At some point in the coming weeks or months you may be able to obtain marijuana to treat what ails you, but when exactly is still not clear, and the how is a little complicated as well.
The plan was for medical marijuana to be available to Ohioans a month from now, by Sept. 8. Now, however, state officials are saying that’s an impossible deadline.
The Ohio Medical Marijuana Control Program will allow people with certain medical conditions to buy and use marijuana. However, the purchase requires the approval of a physician, and not just any physician.
Those doctors are Chad Bigony, D.O., Barbara Singer, D.O., and John Ortman, M.D. Ortman is retired, and Singer lives in Athens but practices in Carroll south of Columbus.
That leaves Bigony, who’s in the process of setting up shop in Athens.
“My medical practice is not open yet,” he said. “It will be called Athens Integrative Medicine, and will be located at 530 W. Union St.”
Dr. Bigony said he expects to open on or around Sept. 1.
Bigony acknowledged that initially he was skeptical of medical marijuana.
“I didn’t consider it serious treatment until I did the University of Arizona Fellowship in Integrative Medicine,” he said. “Cannabis was discussed in various modules. I became more enthused after I did the cannabis curriculum through the Medical Cannabis Institute.”
OhioHealth O’Bleness Hospital – which is affiliated with several doctors’ offices – may be getting in on the action, too.
“I am aware of at least one physician here who plans to seek certification,” said Keely Stockwell, marketing and communications manager with OhioHealth O’Bleness.
At Hopewell Health Centers in Athens, the situation is much the same, according to Clinic Director Sandy Sickles. She said Hopewell staff have discussed medical marijuana but no decisions have been made.
“I am not seeing much desire to obtain certification,” said Rodney Stout, M.D., the chief medical officer at Holzer Health System, which operates the Holzer Clinic on Athens’ Far East Side. “A few physicians, however, have recently inquired about the process.”
ANYONE WHO WANTS TO OBTAIN medical marijuana in Ohio must first be diagnosed with one of 21 qualifying conditions. According to the state medical board, those are: AIDS; amyotrophic lateral sclerosis; Alzheimer’s disease; cancer; chronic traumatic encephalopathy; Crohn’s disease; epilepsy or another seizure disorder; fibromyalgia; glaucoma; hepatitis C; inflammatory bowel disease; multiple sclerosis; pain that is either chronic and severe or intractable; Parkinson’s disease; positive status for HIV; post-traumatic stress disorder; sickle cell anemia; spinal cord disease or injury; Tourette’s syndrome; traumatic brain injury; or ulcerative colitis.
“My reading of the Ohio code is that cannabis cannot be the first treatment,” Dr. Bigony said. “I, as a physician, have to verify that you have one of the conditions through reviewing your medical chart, and that other treatments have been tried.”
According to Bigony, a person can’t simply walk in and state they have a qualifying condition, and then automatically gain access to medical marijuana.
“I plan on seeing people several times throughout the year, similar to the rule that opiate patients are supposed to be seen every three months,” Bigony said. “I want to make the program and process legitimate.
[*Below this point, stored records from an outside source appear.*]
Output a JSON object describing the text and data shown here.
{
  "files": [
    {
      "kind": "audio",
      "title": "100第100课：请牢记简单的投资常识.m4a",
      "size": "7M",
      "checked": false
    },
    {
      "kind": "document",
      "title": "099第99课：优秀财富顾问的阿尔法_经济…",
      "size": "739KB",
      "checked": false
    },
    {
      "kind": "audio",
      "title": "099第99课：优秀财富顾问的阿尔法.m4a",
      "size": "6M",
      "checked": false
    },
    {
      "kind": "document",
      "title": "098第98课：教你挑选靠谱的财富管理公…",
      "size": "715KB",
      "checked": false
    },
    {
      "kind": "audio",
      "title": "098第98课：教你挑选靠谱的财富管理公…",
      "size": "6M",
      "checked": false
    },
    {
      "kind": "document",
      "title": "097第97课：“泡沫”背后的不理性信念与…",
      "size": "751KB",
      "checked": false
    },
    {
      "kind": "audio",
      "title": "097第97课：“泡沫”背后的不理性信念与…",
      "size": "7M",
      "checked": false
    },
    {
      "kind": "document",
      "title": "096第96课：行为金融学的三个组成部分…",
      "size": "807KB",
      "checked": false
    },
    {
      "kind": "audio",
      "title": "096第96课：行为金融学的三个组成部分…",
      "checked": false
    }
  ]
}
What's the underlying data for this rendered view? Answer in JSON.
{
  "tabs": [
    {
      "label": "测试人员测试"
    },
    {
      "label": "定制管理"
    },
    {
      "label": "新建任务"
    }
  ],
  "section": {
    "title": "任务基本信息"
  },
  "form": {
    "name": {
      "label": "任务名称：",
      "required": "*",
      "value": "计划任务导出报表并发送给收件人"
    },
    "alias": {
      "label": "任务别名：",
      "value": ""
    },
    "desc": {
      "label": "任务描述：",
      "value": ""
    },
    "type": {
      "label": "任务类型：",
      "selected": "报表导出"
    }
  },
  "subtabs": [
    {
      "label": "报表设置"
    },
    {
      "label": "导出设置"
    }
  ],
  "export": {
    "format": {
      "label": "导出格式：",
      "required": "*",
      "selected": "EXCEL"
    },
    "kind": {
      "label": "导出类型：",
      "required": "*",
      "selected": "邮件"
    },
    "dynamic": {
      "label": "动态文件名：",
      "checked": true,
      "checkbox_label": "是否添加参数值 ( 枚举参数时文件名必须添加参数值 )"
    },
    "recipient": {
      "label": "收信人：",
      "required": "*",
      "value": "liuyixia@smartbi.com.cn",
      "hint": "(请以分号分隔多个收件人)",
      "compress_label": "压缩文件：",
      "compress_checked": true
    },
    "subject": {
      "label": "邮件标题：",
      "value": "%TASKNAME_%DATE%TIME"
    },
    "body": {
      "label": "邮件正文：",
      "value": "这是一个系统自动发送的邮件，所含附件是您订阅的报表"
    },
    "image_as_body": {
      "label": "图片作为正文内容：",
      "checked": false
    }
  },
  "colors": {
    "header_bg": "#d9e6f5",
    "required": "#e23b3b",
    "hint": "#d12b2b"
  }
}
Otherwise I fear there will be (a) backlash against cannabis.”
If you are diagnosed with one of the conditions listed above, your physician can write you a “recommendation.”